Confessed swindler Bernard Madoff won't be the only money manager in baggy brown scrubs at the Metropolitan Correctional Center. For several weeks, the federal jail in lower Manhattan has also been home to Sarasota's Arthur Nadel.
In what has been called a "mini-Madoff' scandal, the 76-year-old Nadel is accused of bilking investors of up to $300 million. But until Thursday, when a federal judge remanded Madoff to jail, the two men had been treated very differently, even though both are being prosecuted by the same U.S. Attorney's Office in New York.
After his Dec. 11 arrest in a $65-billion Ponzi scheme, Madoff, 70, was released on bail and allowed to remain in his $7-million Park Avenue penthouse because he was able to pay for 24-hour private security guards and electronic and video surveillance.
Nadel went to jail immediately after turning himself in to the FBI in mid January and has been in custody since. That's because a federal judge froze his assets, leaving him unable to post the required $1-million cash bond or hire private guards at his $320,000 Sarasota home.
Nadel's attorney, Todd Foster of Tampa, said prosecutors "asked if we were in position to provide the same sort of conditions (as Madoff) and I said, 'No.'
"We argued that it's unfair to permit people to be released just because they can afford $80,000 a month to turn their homes into private jails.''
Although Nadel's operations were based in Sarasota, he is being prosecuted on securities and wire fraud charges in his native New York because he allegedly used a New York brokerage firm to wire money to secret accounts.

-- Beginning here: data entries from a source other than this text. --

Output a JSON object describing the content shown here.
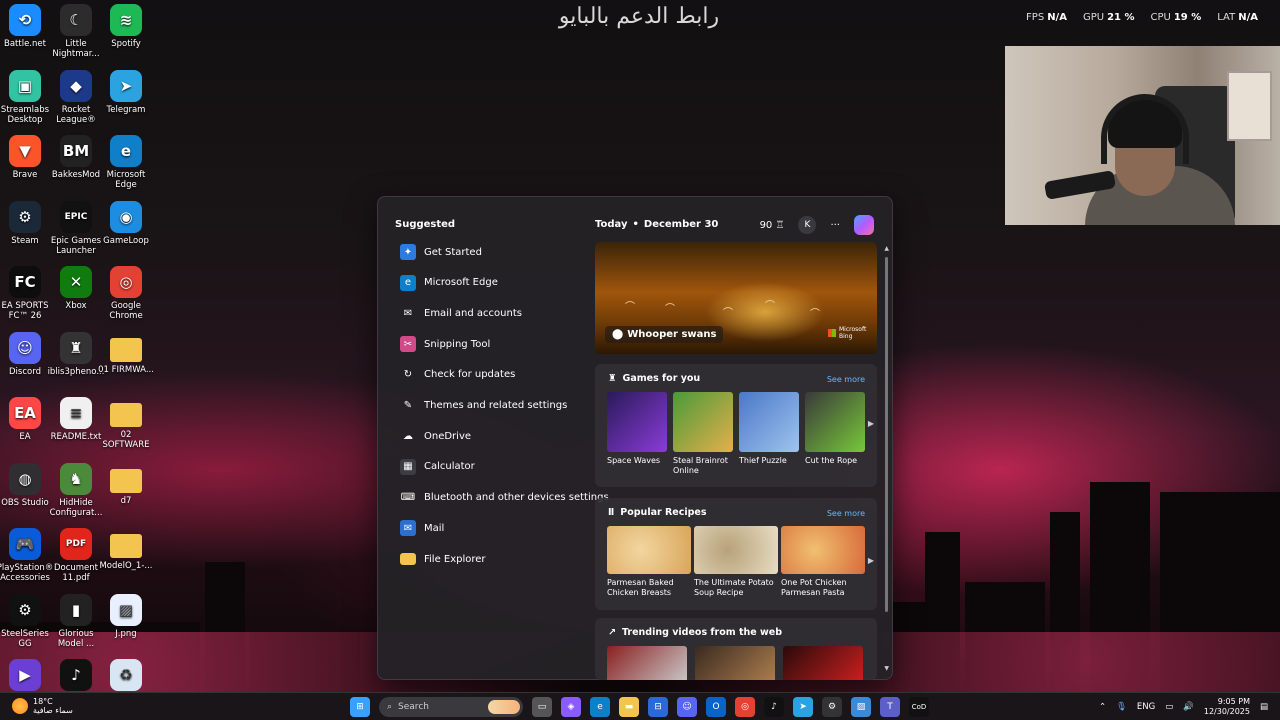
{
  "header": {
    "arabic_text": "رابط الدعم بالبايو"
  },
  "stats": [
    {
      "label": "FPS",
      "value": "N/A"
    },
    {
      "label": "GPU",
      "value": "21 %"
    },
    {
      "label": "CPU",
      "value": "19 %"
    },
    {
      "label": "LAT",
      "value": "N/A"
    }
  ],
  "desktop_icons": [
    {
      "label": "Battle.net",
      "glyph": "⟲",
      "color": "#1a8cff",
      "icon": "battlenet-icon"
    },
    {
      "label": "Little Nightmar...",
      "glyph": "☾",
      "color": "#2c2c2c",
      "icon": "little-nightmares-icon"
    },
    {
      "label": "Spotify",
      "glyph": "≋",
      "color": "#1db954",
      "icon": "spotify-icon"
    },
    {
      "label": "Streamlabs Desktop",
      "glyph": "▣",
      "color": "#31c3a2",
      "icon": "streamlabs-icon"
    },
    {
      "label": "Rocket League®",
      "glyph": "◆",
      "color": "#1d3a8a",
      "icon": "rocket-league-icon"
    },
    {
      "label": "Telegram",
      "glyph": "➤",
      "color": "#2aa3e0",
      "icon": "telegram-icon"
    },
    {
      "label": "Brave",
      "glyph": "▼",
      "color": "#fb542b",
      "icon": "brave-icon"
    },
    {
      "label": "BakkesMod",
      "glyph": "BM",
      "color": "#222222",
      "icon": "bakkesmod-icon"
    },
    {
      "label": "Microsoft Edge",
      "glyph": "e",
      "color": "#0f7fc9",
      "icon": "edge-icon"
    },
    {
      "label": "Steam",
      "glyph": "⚙",
      "color": "#1b2838",
      "icon": "steam-icon"
    },
    {
      "label": "Epic Games Launcher",
      "glyph": "EPIC",
      "color": "#111111",
      "icon": "epic-games-icon"
    },
    {
      "label": "GameLoop",
      "glyph": "◉",
      "color": "#1c8de0",
      "icon": "gameloop-icon"
    },
    {
      "label": "EA SPORTS FC™ 26",
      "glyph": "FC",
      "color": "#0d0d0d",
      "icon": "ea-fc-icon"
    },
    {
      "label": "Xbox",
      "glyph": "✕",
      "color": "#107c10",
      "icon": "xbox-icon"
    },
    {
      "label": "Google Chrome",
      "glyph": "◎",
      "color": "#e34133",
      "icon": "chrome-icon"
    },
    {
      "label": "Discord",
      "glyph": "☺",
      "color": "#5865f2",
      "icon": "discord-icon"
    },
    {
      "label": "iblis3pheno...",
      "glyph": "♜",
      "color": "#333333",
      "icon": "iblis-icon"
    },
    {
      "label": "01 FIRMWA...",
      "glyph": "",
      "color": "#f3c54e",
      "icon": "folder-icon"
    },
    {
      "label": "EA",
      "glyph": "EA",
      "color": "#ff4747",
      "icon": "ea-icon"
    },
    {
      "label": "README.txt",
      "glyph": "≡",
      "color": "#f0f0f0",
      "icon": "text-file-icon"
    },
    {
      "label": "02 SOFTWARE",
      "glyph": "",
      "color": "#f3c54e",
      "icon": "folder-icon"
    },
    {
      "label": "OBS Studio",
      "glyph": "◍",
      "color": "#302e31",
      "icon": "obs-icon"
    },
    {
      "label": "HidHide Configurat...",
      "glyph": "♞",
      "color": "#4b8a3a",
      "icon": "hidhide-icon"
    },
    {
      "label": "d7",
      "glyph": "",
      "color": "#f3c54e",
      "icon": "folder-icon"
    },
    {
      "label": "PlayStation® Accessories",
      "glyph": "🎮",
      "color": "#0a5bd8",
      "icon": "playstation-icon"
    },
    {
      "label": "Document 11.pdf",
      "glyph": "PDF",
      "color": "#e1251b",
      "icon": "pdf-icon"
    },
    {
      "label": "ModelO_1-...",
      "glyph": "",
      "color": "#f3c54e",
      "icon": "folder-icon"
    },
    {
      "label": "SteelSeries GG",
      "glyph": "⚙",
      "color": "#111111",
      "icon": "steelseries-icon"
    },
    {
      "label": "Glorious Model ...",
      "glyph": "▮",
      "color": "#222222",
      "icon": "glorious-icon"
    },
    {
      "label": "J.png",
      "glyph": "▨",
      "color": "#e8f0ff",
      "icon": "image-file-icon"
    },
    {
      "label": "",
      "glyph": "▶",
      "color": "#6b3fd4",
      "icon": "app-icon"
    },
    {
      "label": "",
      "glyph": "♪",
      "color": "#111111",
      "icon": "tiktok-icon"
    },
    {
      "label": "",
      "glyph": "♻",
      "color": "#d8e6f3",
      "icon": "recycle-bin-icon"
    }
  ],
  "start_menu": {
    "suggested_title": "Suggested",
    "suggested": [
      {
        "label": "Get Started",
        "icon": "get-started-icon",
        "color": "#2d7be0",
        "glyph": "✦"
      },
      {
        "label": "Microsoft Edge",
        "icon": "edge-icon",
        "color": "#0f7fc9",
        "glyph": "e"
      },
      {
        "label": "Email and accounts",
        "icon": "email-icon",
        "color": "transparent",
        "glyph": "✉"
      },
      {
        "label": "Snipping Tool",
        "icon": "snipping-tool-icon",
        "color": "#d14a8a",
        "glyph": "✂"
      },
      {
        "label": "Check for updates",
        "icon": "refresh-icon",
        "color": "transparent",
        "glyph": "↻"
      },
      {
        "label": "Themes and related settings",
        "icon": "brush-icon",
        "color": "transparent",
        "glyph": "✎"
      },
      {
        "label": "OneDrive",
        "icon": "onedrive-icon",
        "color": "transparent",
        "glyph": "☁"
      },
      {
        "label": "Calculator",
        "icon": "calculator-icon",
        "color": "#3c3c44",
        "glyph": "▦"
      },
      {
        "label": "Bluetooth and other devices settings",
        "icon": "bluetooth-icon",
        "color": "transparent",
        "glyph": "⌨"
      },
      {
        "label": "Mail",
        "icon": "mail-icon",
        "color": "#2b6fd1",
        "glyph": "✉"
      },
      {
        "label": "File Explorer",
        "icon": "folder-icon",
        "color": "#f3c54e",
        "glyph": ""
      }
    ],
    "today_label": "Today",
    "date": "December 30",
    "points": "90",
    "avatar_letter": "K",
    "more": "···",
    "hero": {
      "caption": "Whooper swans",
      "brand": "Microsoft Bing"
    },
    "games": {
      "title": "Games for you",
      "see_more": "See more",
      "items": [
        {
          "label": "Space Waves",
          "c1": "#2a1a5a",
          "c2": "#8a3cd8"
        },
        {
          "label": "Steal Brainrot Online",
          "c1": "#4a9a3a",
          "c2": "#e4b04a"
        },
        {
          "label": "Thief Puzzle",
          "c1": "#4a78c8",
          "c2": "#9fc4ee"
        },
        {
          "label": "Cut the Rope",
          "c1": "#3a3a3a",
          "c2": "#77c83a"
        }
      ]
    },
    "recipes": {
      "title": "Popular Recipes",
      "see_more": "See more",
      "items": [
        {
          "label": "Parmesan Baked Chicken Breasts",
          "c1": "#d9a55a",
          "c2": "#f2d6a0"
        },
        {
          "label": "The Ultimate Potato Soup Recipe",
          "c1": "#e8dcc2",
          "c2": "#b7a27a"
        },
        {
          "label": "One Pot Chicken Parmesan Pasta",
          "c1": "#d86a3a",
          "c2": "#f0c070"
        }
      ]
    },
    "trending": {
      "title": "Trending videos from the web",
      "items": [
        {
          "c1": "#8a2020",
          "c2": "#ccc"
        },
        {
          "c1": "#3a2a20",
          "c2": "#b08050"
        },
        {
          "c1": "#2a0a0a",
          "c2": "#d02020"
        }
      ]
    }
  },
  "taskbar": {
    "weather_temp": "18°C",
    "weather_desc": "سماء صافية",
    "search_placeholder": "Search",
    "apps": [
      {
        "icon": "windows-start-icon",
        "color": "#3aa0ff",
        "glyph": "⊞"
      },
      {
        "icon": "task-view-icon",
        "color": "#555",
        "glyph": "▭"
      },
      {
        "icon": "copilot-icon",
        "color": "#8a5cff",
        "glyph": "◈"
      },
      {
        "icon": "edge-icon",
        "color": "#0f7fc9",
        "glyph": "e"
      },
      {
        "icon": "file-explorer-icon",
        "color": "#f3c54e",
        "glyph": "▬"
      },
      {
        "icon": "store-icon",
        "color": "#2a6ad8",
        "glyph": "⊟"
      },
      {
        "icon": "discord-icon",
        "color": "#5865f2",
        "glyph": "☺"
      },
      {
        "icon": "outlook-icon",
        "color": "#0a64c8",
        "glyph": "O"
      },
      {
        "icon": "chrome-icon",
        "color": "#e34133",
        "glyph": "◎"
      },
      {
        "icon": "tiktok-icon",
        "color": "#111",
        "glyph": "♪"
      },
      {
        "icon": "telegram-icon",
        "color": "#2aa3e0",
        "glyph": "➤"
      },
      {
        "icon": "steelseries-icon",
        "color": "#333",
        "glyph": "⚙"
      },
      {
        "icon": "photos-icon",
        "color": "#3a8ad8",
        "glyph": "▨"
      },
      {
        "icon": "teams-icon",
        "color": "#5b5fc7",
        "glyph": "T"
      },
      {
        "icon": "call-of-duty-icon",
        "color": "#111",
        "glyph": "CoD"
      }
    ],
    "lang": "ENG",
    "time": "9:05 PM",
    "date": "12/30/2025"
  }
}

Nadel also faces a lawsuit by the Securities and Exchange Commission, which says he grossly exaggerated the value of his hedge funds.
In the SEC case, a federal judge agreed to release $20,000 to Nadel's wife, Peg, for living expenses and her own attorney fees. But other assets remain frozen, meaning Nadel has been unable to pay Foster's firm for several court appearances, and he might soon be without his lawyer.
"Certainly Mr. Nadel's need for legal assistance is much greater than that of his wife,'' Foster wrote in a motion this week asking for payment of "reasonable" attorney fees.
Given their ages, Nadel and Madoff could remain behind bars for the rest of their lives. Madoff, scheduled to be sentenced in June, faces 150 years in prison, while Nadel, who has heart and prostrate problems, could get a maximum of 40 years if convicted.
At the Manhattan corrections center, located between a church and the federal courthouse, Nadel was assigned to the same kind of small cell where Madoff will likely spend at least his first few days. At 71/2 feet by 8 feet, each cell is about the size of a walk-in closet and is equipped with a toilet and sink.
Inmates — who more commonly include terrorists and reputed mobsters — get up at 6 a.m. and must be in bed by 11 p.m. During the day, they can watch TV, play ping-pong, work on their cases in a legal library or volunteer for janitorial duty.
On alternate days, inmates are allowed on the caged roof, where they can play basketball. For court dates, they are shackled and escorted by deputy marshals through an underground tunnel.
The facility allots three hours a week for visits by relatives or lawyers, though Nadel's family hasn't been to see him because they can't afford it, Foster says.
Few of Nadel's 100-plus investors are troubled that he has been locked up longer than Madoff, even though the latter bilked far more people out of far more money.
"I don't think he (Nadel) should ever see the light of day,'' says Michael Sullivan, an Illinois entrepreneur who lost more than $1.5 million. "It's so incomprehensible to believe these things are happening.''
Information from the Associated Press was used in this report. Susan Taylor Martin can be contacted at firstname.lastname@example.org.